Exercise material START

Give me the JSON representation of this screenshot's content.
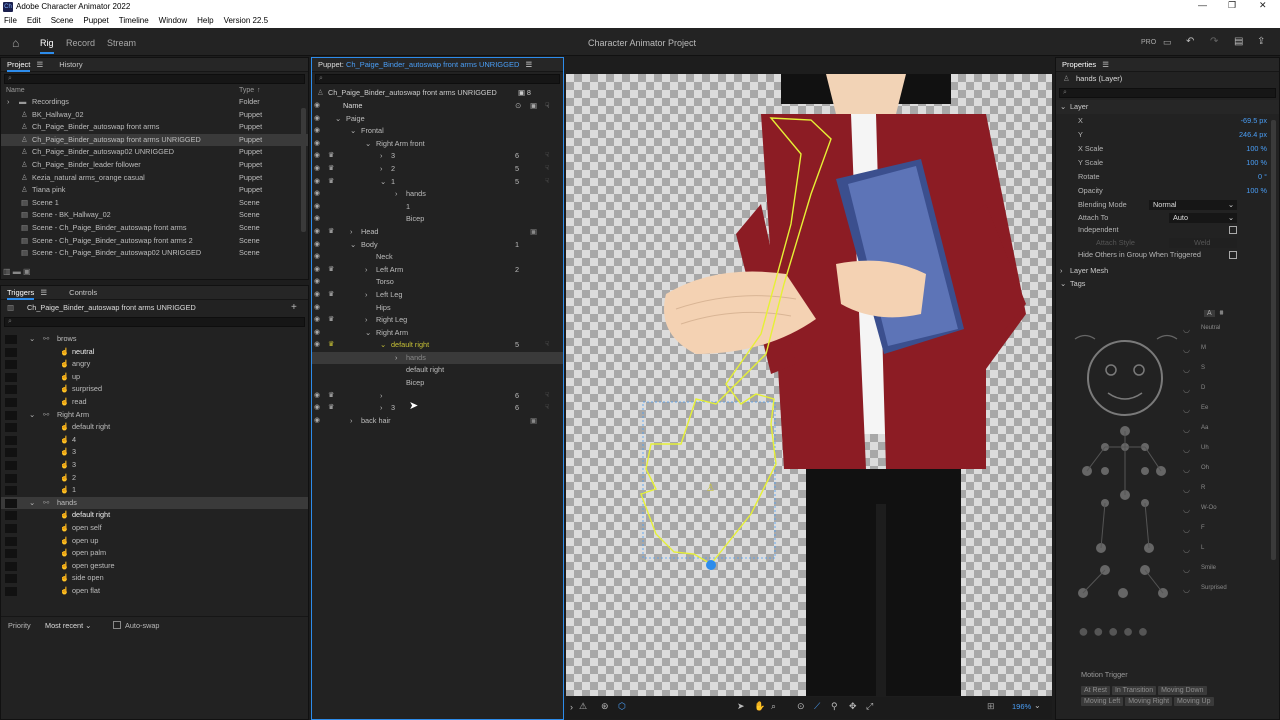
{
  "window": {
    "title": "Adobe Character Animator 2022"
  },
  "menu": [
    "File",
    "Edit",
    "Scene",
    "Puppet",
    "Timeline",
    "Window",
    "Help",
    "Version 22.5"
  ],
  "modes": {
    "rig": "Rig",
    "record": "Record",
    "stream": "Stream"
  },
  "project_title": "Character Animator Project",
  "pro": "PRO",
  "project_panel": {
    "tabs": {
      "project": "Project",
      "history": "History"
    },
    "col_name": "Name",
    "col_type": "Type",
    "items": [
      {
        "name": "Recordings",
        "type": "Folder"
      },
      {
        "name": "BK_Hallway_02",
        "type": "Puppet"
      },
      {
        "name": "Ch_Paige_Binder_autoswap front arms",
        "type": "Puppet"
      },
      {
        "name": "Ch_Paige_Binder_autoswap front arms UNRIGGED",
        "type": "Puppet"
      },
      {
        "name": "Ch_Paige_Binder_autoswap02 UNRIGGED",
        "type": "Puppet"
      },
      {
        "name": "Ch_Paige_Binder_leader follower",
        "type": "Puppet"
      },
      {
        "name": "Kezia_natural arms_orange casual",
        "type": "Puppet"
      },
      {
        "name": "Tiana pink",
        "type": "Puppet"
      },
      {
        "name": "Scene 1",
        "type": "Scene"
      },
      {
        "name": "Scene - BK_Hallway_02",
        "type": "Scene"
      },
      {
        "name": "Scene - Ch_Paige_Binder_autoswap front arms",
        "type": "Scene"
      },
      {
        "name": "Scene - Ch_Paige_Binder_autoswap front arms 2",
        "type": "Scene"
      },
      {
        "name": "Scene - Ch_Paige_Binder_autoswap02 UNRIGGED",
        "type": "Scene"
      }
    ]
  },
  "triggers_panel": {
    "tabs": {
      "triggers": "Triggers",
      "controls": "Controls"
    },
    "puppet": "Ch_Paige_Binder_autoswap front arms UNRIGGED",
    "rows": [
      {
        "label": "brows",
        "lvl": 0
      },
      {
        "label": "neutral",
        "lvl": 1
      },
      {
        "label": "angry",
        "lvl": 1
      },
      {
        "label": "up",
        "lvl": 1
      },
      {
        "label": "surprised",
        "lvl": 1
      },
      {
        "label": "read",
        "lvl": 1
      },
      {
        "label": "Right Arm",
        "lvl": 0
      },
      {
        "label": "default right",
        "lvl": 1
      },
      {
        "label": "4",
        "lvl": 1
      },
      {
        "label": "3",
        "lvl": 1
      },
      {
        "label": "3",
        "lvl": 1
      },
      {
        "label": "2",
        "lvl": 1
      },
      {
        "label": "1",
        "lvl": 1
      },
      {
        "label": "hands",
        "lvl": 0
      },
      {
        "label": "default right",
        "lvl": 1
      },
      {
        "label": "open self",
        "lvl": 1
      },
      {
        "label": "open up",
        "lvl": 1
      },
      {
        "label": "open palm",
        "lvl": 1
      },
      {
        "label": "open gesture",
        "lvl": 1
      },
      {
        "label": "side open",
        "lvl": 1
      },
      {
        "label": "open flat",
        "lvl": 1
      }
    ],
    "priority_label": "Priority",
    "priority_value": "Most recent",
    "autoswap": "Auto-swap"
  },
  "puppet_panel": {
    "tab_prefix": "Puppet:",
    "tab_name": "Ch_Paige_Binder_autoswap front arms UNRIGGED",
    "header": "Ch_Paige_Binder_autoswap front arms UNRIGGED",
    "header_count": "8",
    "col_name": "Name",
    "rows": [
      {
        "label": "Paige",
        "ind": 0,
        "arrow": "v",
        "n": ""
      },
      {
        "label": "Frontal",
        "ind": 1,
        "arrow": "v",
        "n": ""
      },
      {
        "label": "Right Arm front",
        "ind": 2,
        "arrow": "v",
        "n": ""
      },
      {
        "label": "3",
        "ind": 3,
        "arrow": ">",
        "n": "6"
      },
      {
        "label": "2",
        "ind": 3,
        "arrow": ">",
        "n": "5"
      },
      {
        "label": "1",
        "ind": 3,
        "arrow": "v",
        "n": "5"
      },
      {
        "label": "hands",
        "ind": 4,
        "arrow": ">",
        "n": ""
      },
      {
        "label": "1",
        "ind": 4,
        "arrow": "",
        "n": ""
      },
      {
        "label": "Bicep",
        "ind": 4,
        "arrow": "",
        "n": ""
      },
      {
        "label": "Head",
        "ind": 1,
        "arrow": ">",
        "n": ""
      },
      {
        "label": "Body",
        "ind": 1,
        "arrow": "v",
        "n": "1"
      },
      {
        "label": "Neck",
        "ind": 2,
        "arrow": "",
        "n": ""
      },
      {
        "label": "Left Arm",
        "ind": 2,
        "arrow": ">",
        "n": "2"
      },
      {
        "label": "Torso",
        "ind": 2,
        "arrow": "",
        "n": ""
      },
      {
        "label": "Left Leg",
        "ind": 2,
        "arrow": ">",
        "n": ""
      },
      {
        "label": "Hips",
        "ind": 2,
        "arrow": "",
        "n": ""
      },
      {
        "label": "Right Leg",
        "ind": 2,
        "arrow": ">",
        "n": ""
      },
      {
        "label": "Right Arm",
        "ind": 2,
        "arrow": "v",
        "n": ""
      },
      {
        "label": "default right",
        "ind": 3,
        "arrow": "v",
        "n": "5"
      },
      {
        "label": "hands",
        "ind": 4,
        "arrow": ">",
        "n": ""
      },
      {
        "label": "default right",
        "ind": 4,
        "arrow": "",
        "n": ""
      },
      {
        "label": "Bicep",
        "ind": 4,
        "arrow": "",
        "n": ""
      },
      {
        "label": "",
        "ind": 3,
        "arrow": ">",
        "n": "6"
      },
      {
        "label": "3",
        "ind": 3,
        "arrow": ">",
        "n": "6"
      },
      {
        "label": "back hair",
        "ind": 1,
        "arrow": ">",
        "n": ""
      }
    ],
    "zoom": "196%"
  },
  "properties": {
    "title": "Properties",
    "layer_name": "hands (Layer)",
    "section": "Layer",
    "rows": [
      {
        "label": "X",
        "value": "-69.5 px"
      },
      {
        "label": "Y",
        "value": "246.4 px"
      },
      {
        "label": "X Scale",
        "value": "100 %"
      },
      {
        "label": "Y Scale",
        "value": "100 %"
      },
      {
        "label": "Rotate",
        "value": "0 °"
      },
      {
        "label": "Opacity",
        "value": "100 %"
      }
    ],
    "blending_label": "Blending Mode",
    "blending_value": "Normal",
    "attach_label": "Attach To",
    "attach_value": "Auto",
    "independent": "Independent",
    "attach_style": "Attach Style",
    "attach_style_value": "Weld",
    "hide_others": "Hide Others in Group When Triggered",
    "layer_mesh": "Layer Mesh",
    "tags": "Tags",
    "tag_labels": [
      "Neutral",
      "M",
      "S",
      "D",
      "Ee",
      "Aa",
      "Uh",
      "Oh",
      "R",
      "W-Oo",
      "F",
      "L",
      "Smile",
      "Surprised"
    ],
    "motion_trigger": "Motion Trigger",
    "motion_tags": [
      "At Rest",
      "In Transition",
      "Moving Down",
      "Moving Left",
      "Moving Right",
      "Moving Up"
    ]
  }
}
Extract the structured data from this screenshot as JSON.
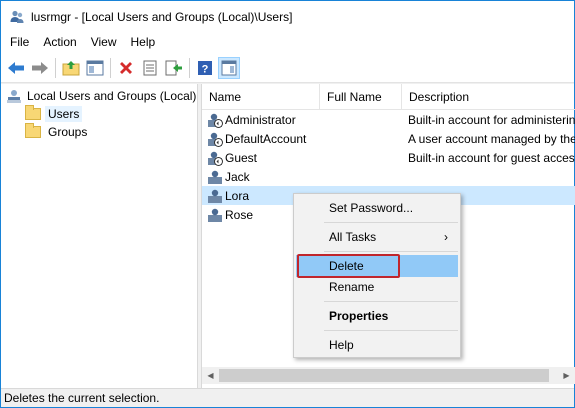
{
  "window": {
    "title": "lusrmgr - [Local Users and Groups (Local)\\Users]"
  },
  "menubar": {
    "items": [
      "File",
      "Action",
      "View",
      "Help"
    ]
  },
  "toolbar": {
    "buttons": [
      "back-arrow-icon",
      "forward-arrow-icon",
      "up-folder-icon",
      "show-hide-tree-icon",
      "delete-icon",
      "properties-icon",
      "export-list-icon",
      "help-icon",
      "show-hide-action-pane-icon"
    ]
  },
  "tree": {
    "root": "Local Users and Groups (Local)",
    "children": [
      "Users",
      "Groups"
    ],
    "selected": "Users"
  },
  "list": {
    "columns": [
      "Name",
      "Full Name",
      "Description"
    ],
    "rows": [
      {
        "name": "Administrator",
        "full_name": "",
        "description": "Built-in account for administering"
      },
      {
        "name": "DefaultAccount",
        "full_name": "",
        "description": "A user account managed by the"
      },
      {
        "name": "Guest",
        "full_name": "",
        "description": "Built-in account for guest acces"
      },
      {
        "name": "Jack",
        "full_name": "",
        "description": ""
      },
      {
        "name": "Lora",
        "full_name": "",
        "description": ""
      },
      {
        "name": "Rose",
        "full_name": "",
        "description": ""
      }
    ],
    "selected": "Lora"
  },
  "context_menu": {
    "items": [
      {
        "label": "Set Password...",
        "bold": false
      },
      {
        "label": "All Tasks",
        "bold": false,
        "submenu": true
      },
      {
        "label": "Delete",
        "bold": false,
        "hover": true
      },
      {
        "label": "Rename",
        "bold": false
      },
      {
        "label": "Properties",
        "bold": true
      },
      {
        "label": "Help",
        "bold": false
      }
    ],
    "submenu_arrow": "›"
  },
  "statusbar": {
    "text": "Deletes the current selection."
  },
  "colors": {
    "selection": "#cce8ff",
    "menu_hover": "#91c9f7",
    "highlight_box": "#c0262c",
    "window_border": "#1883d7"
  }
}
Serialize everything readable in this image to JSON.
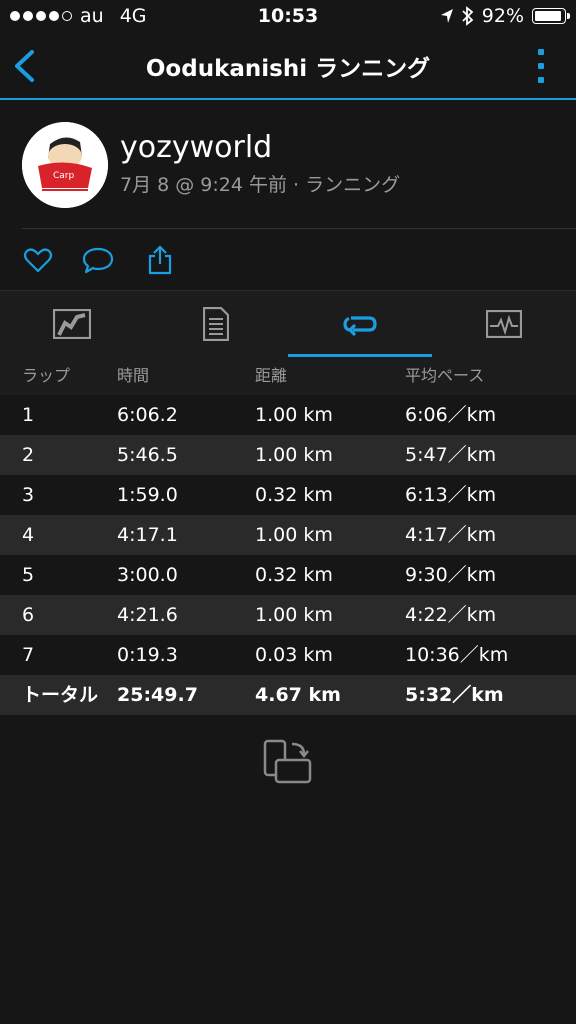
{
  "status_bar": {
    "carrier": "au",
    "network": "4G",
    "time": "10:53",
    "battery": "92%"
  },
  "nav": {
    "title": "Oodukanishi ランニング"
  },
  "profile": {
    "username": "yozyworld",
    "meta": "7月 8 @ 9:24 午前 · ランニング"
  },
  "table": {
    "headers": [
      "ラップ",
      "時間",
      "距離",
      "平均ペース"
    ],
    "rows": [
      [
        "1",
        "6:06.2",
        "1.00 km",
        "6:06／km"
      ],
      [
        "2",
        "5:46.5",
        "1.00 km",
        "5:47／km"
      ],
      [
        "3",
        "1:59.0",
        "0.32 km",
        "6:13／km"
      ],
      [
        "4",
        "4:17.1",
        "1.00 km",
        "4:17／km"
      ],
      [
        "5",
        "3:00.0",
        "0.32 km",
        "9:30／km"
      ],
      [
        "6",
        "4:21.6",
        "1.00 km",
        "4:22／km"
      ],
      [
        "7",
        "0:19.3",
        "0.03 km",
        "10:36／km"
      ]
    ],
    "total": [
      "トータル",
      "25:49.7",
      "4.67 km",
      "5:32／km"
    ]
  },
  "colors": {
    "accent": "#1a9ee0",
    "background": "#161616",
    "row_alt": "#2a2a2a"
  }
}
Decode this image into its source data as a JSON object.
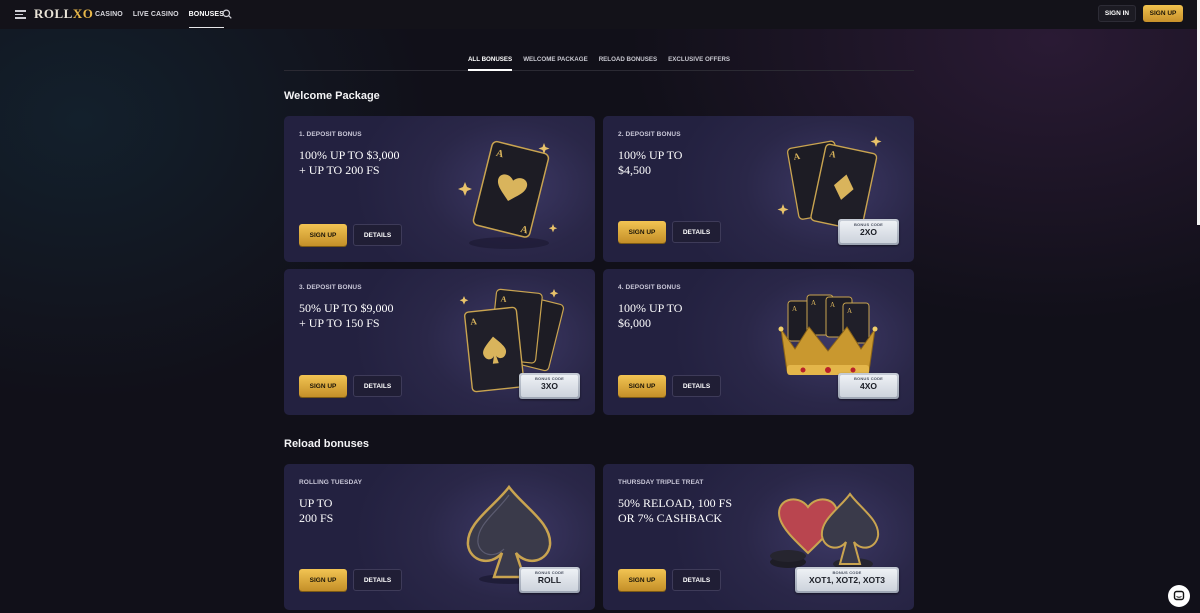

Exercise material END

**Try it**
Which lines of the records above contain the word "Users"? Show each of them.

**Response box**
    "title": "lusrmgr - [Local Users and Groups (Local)\\Users]"
    "root": "Local Users and Groups (Local)",
      "Users",
    "selected": "Users"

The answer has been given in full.